> **PROBLEM DETAILS**
When you have gone through the records, report how many lines include "прокси", giving the number and nothing more.

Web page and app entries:
#####
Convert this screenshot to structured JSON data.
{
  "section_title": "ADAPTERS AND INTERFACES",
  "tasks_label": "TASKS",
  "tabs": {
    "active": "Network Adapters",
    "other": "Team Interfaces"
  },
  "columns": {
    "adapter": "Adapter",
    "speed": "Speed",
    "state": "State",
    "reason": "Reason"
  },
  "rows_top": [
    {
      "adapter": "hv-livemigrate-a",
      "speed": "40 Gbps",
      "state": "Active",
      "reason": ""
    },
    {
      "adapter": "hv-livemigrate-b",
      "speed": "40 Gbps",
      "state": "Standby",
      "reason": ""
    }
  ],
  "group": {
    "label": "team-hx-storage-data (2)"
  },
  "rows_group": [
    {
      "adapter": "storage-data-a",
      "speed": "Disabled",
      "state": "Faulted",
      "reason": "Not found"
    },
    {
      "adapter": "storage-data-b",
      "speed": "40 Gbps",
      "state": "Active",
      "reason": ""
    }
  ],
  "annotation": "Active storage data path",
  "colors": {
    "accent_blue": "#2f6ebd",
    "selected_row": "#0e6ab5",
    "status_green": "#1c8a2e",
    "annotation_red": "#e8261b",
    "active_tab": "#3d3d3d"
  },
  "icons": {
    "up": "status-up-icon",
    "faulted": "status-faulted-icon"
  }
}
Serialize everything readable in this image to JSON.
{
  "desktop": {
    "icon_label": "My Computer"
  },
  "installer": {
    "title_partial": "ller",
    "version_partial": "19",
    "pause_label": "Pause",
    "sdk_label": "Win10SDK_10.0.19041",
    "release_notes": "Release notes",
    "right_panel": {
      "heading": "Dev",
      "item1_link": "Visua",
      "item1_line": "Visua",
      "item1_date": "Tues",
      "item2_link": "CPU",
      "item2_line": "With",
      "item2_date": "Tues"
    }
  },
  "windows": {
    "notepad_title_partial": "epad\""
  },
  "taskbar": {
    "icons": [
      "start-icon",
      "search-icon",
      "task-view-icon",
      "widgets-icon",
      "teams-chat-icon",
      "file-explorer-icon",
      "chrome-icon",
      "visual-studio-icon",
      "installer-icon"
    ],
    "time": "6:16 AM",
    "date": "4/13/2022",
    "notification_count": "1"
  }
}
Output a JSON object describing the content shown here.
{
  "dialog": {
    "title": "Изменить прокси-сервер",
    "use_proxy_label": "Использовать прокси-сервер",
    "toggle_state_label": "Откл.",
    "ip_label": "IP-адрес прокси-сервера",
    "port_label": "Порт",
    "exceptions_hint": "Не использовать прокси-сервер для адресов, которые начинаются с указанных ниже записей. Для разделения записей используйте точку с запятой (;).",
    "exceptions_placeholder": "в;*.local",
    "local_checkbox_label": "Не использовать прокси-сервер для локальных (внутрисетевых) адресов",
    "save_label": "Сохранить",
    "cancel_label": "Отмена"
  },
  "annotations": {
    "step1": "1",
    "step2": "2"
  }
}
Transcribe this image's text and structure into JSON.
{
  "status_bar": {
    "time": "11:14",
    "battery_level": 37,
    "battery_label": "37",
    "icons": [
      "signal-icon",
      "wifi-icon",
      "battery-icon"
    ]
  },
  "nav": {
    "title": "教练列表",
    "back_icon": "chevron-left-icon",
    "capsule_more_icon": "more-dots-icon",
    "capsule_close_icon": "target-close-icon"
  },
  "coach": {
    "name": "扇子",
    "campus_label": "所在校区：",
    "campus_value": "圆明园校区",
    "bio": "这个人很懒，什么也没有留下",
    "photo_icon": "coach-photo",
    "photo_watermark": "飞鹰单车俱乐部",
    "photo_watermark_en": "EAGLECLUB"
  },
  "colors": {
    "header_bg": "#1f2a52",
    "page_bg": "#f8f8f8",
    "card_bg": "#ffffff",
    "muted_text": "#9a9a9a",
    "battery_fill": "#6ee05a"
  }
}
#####
> **RESPONSE TO THIS EXERCISE**
5